> [Task prompt] Tally the lines below that hold the string "name", and report the tally by itself.
+++ Task data +++
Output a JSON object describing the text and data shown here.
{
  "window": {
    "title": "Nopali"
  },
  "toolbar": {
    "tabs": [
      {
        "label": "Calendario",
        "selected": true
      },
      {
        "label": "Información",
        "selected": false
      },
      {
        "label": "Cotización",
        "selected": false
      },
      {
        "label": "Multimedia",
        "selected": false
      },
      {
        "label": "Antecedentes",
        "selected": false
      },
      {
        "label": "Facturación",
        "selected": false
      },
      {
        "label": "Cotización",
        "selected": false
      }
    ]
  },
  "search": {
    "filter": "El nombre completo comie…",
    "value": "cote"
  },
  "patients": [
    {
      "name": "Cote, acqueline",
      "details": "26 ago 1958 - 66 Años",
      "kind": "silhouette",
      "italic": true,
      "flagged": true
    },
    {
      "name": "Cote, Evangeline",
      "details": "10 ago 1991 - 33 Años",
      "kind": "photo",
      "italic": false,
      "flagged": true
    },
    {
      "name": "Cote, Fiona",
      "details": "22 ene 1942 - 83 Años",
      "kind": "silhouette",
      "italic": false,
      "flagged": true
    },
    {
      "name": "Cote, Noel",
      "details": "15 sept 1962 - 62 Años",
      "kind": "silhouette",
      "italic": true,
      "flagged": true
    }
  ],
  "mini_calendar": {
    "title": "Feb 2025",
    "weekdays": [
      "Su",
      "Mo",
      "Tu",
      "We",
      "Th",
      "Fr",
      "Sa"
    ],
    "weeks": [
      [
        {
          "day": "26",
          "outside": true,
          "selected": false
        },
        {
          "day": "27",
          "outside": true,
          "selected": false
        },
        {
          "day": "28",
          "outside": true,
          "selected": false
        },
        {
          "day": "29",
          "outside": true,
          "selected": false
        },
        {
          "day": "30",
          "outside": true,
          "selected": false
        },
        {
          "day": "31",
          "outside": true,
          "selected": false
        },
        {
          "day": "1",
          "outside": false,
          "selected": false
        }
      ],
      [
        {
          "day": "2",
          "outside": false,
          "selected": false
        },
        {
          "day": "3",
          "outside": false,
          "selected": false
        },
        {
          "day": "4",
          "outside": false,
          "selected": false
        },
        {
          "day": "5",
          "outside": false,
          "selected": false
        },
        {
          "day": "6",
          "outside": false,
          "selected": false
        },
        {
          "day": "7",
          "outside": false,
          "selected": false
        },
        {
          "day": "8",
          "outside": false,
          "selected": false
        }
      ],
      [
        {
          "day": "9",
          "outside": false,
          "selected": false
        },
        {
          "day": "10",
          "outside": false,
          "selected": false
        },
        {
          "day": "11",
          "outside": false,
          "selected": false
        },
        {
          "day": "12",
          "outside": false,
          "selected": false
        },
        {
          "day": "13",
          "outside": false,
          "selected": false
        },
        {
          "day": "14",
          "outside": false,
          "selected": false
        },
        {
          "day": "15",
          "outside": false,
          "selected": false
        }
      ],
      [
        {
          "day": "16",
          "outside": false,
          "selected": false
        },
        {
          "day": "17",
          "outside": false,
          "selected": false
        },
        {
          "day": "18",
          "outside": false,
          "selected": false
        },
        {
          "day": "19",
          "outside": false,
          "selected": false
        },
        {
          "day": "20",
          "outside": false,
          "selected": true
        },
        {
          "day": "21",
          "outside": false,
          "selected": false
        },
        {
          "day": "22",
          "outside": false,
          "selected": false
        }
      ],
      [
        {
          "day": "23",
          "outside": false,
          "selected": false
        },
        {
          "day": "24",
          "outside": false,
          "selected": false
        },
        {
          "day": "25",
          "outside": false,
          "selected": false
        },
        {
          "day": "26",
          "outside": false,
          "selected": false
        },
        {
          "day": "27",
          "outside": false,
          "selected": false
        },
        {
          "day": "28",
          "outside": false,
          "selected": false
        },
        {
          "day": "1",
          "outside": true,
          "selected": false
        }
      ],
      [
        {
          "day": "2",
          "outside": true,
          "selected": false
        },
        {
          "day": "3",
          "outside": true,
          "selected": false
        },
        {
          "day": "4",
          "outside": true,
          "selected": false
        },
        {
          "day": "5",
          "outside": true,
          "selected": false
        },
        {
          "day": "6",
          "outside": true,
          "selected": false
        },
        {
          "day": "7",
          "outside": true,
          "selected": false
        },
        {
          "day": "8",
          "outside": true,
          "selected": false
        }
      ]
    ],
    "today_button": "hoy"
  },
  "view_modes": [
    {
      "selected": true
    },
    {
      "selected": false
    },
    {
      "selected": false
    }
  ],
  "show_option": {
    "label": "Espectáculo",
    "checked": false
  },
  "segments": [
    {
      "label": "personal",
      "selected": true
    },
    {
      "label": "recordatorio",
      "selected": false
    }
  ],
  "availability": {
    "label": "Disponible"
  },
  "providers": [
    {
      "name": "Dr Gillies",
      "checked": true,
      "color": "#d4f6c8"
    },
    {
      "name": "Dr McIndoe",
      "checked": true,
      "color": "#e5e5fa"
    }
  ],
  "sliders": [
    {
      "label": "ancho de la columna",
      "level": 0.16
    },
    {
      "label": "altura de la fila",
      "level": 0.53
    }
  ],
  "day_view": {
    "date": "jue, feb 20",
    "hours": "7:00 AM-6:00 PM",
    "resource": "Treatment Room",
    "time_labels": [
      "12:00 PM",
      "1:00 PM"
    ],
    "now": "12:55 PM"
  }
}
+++
> [Answer section] 6